During slavery, a common practice to instill hatred and devalue Black slaves was to ensure that they first hated themselves. Enslavement stripped Black minds of their history and culture; established hate between one another, and created laws which guaranteed Blacks had no right to life. Unfortunately, today the same strategies are used to create the same outcome of devaluing the Black life. Black people are overwhelmingly shamed for basic everyday Blackness. Schools are sending Black children home for common Black hairstyles. The police are called on Black people who dare to engage in everyday life activities and, most importantly, unarmed Black men and women are frequently killed by police officers with no accountability from the law. Black people are in constant fear of living and connected by these experiences. This is the Black struggle.
Ture and Hamilton understood the importance of unification based on the premise that Black people share in the Black struggle. The Black struggle connects every Black person to one another.
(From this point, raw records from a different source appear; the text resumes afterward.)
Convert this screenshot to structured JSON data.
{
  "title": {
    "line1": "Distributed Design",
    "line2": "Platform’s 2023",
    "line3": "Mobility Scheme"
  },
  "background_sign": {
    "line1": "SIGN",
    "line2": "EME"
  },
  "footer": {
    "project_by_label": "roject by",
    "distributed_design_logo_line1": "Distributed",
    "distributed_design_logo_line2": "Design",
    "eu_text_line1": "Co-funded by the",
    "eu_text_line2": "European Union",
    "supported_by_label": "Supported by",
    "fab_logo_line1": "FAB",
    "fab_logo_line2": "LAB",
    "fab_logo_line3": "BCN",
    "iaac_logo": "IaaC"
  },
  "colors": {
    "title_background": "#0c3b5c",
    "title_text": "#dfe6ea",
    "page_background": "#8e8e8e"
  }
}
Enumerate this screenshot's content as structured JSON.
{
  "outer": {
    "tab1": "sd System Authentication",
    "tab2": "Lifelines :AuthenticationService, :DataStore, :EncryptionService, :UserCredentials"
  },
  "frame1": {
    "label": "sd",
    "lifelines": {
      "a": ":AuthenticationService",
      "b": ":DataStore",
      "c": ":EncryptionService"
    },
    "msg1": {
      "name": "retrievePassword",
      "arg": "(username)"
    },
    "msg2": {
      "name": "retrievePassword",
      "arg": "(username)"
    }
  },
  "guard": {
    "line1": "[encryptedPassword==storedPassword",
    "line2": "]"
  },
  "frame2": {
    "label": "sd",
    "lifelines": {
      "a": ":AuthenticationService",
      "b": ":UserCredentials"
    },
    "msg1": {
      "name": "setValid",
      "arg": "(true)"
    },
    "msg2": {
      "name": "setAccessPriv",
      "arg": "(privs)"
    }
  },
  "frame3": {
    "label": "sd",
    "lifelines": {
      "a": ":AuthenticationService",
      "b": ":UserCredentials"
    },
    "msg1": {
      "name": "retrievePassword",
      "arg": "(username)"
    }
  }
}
Black unity represents hope for Black people, and you consciously root for Black people.
As Ture and Hamilton provide the framework for Black Power and the core value of unity; it is the obligation of all Black people to realize and recognize that without unity, Black liberation is impossible. “The concept of Black Power rests on a fundamental premise; before a group can enter the open society, it must first close ranks. By this we mean that group solidarity is necessary before a group can operate effectively from a bargaining position of strength in a pluralistic society.” This quote from chapter two of Black Liberationsuggests that solidarity is essential to the advancement of the Black community. The Black community cannot petition to a society without believing the demands in which they are seeking. They cannot demand better education for their children if they have no expectation that their children will succeed. They cannot request a better community water system if they don’t consider themselves worthy of drinking and bathing in clean water. They cannot ask for better hospitals if they believe they are unworthy of healing. No matter what the demand may be, they must believe they are worth more than what they are experiencing.
In order for Black liberation to become a reality, unity within the Black community must be strong enough to fight against the oppression of America. The history, the struggles, and the ability to overcome “by any means necessary” reinforces where the Black race originated. No matter what was taken and no matter how much America tries to omit Blackness, Black people are too unified to be broken. Black Powercaptures the essence of Black unity and solidarity. It conceptualizes love, hope, and freedom in two words. It is “rooting for everybody Black,” and awakens Blackness. It is Black unity that begins the call for revolution. Black Power!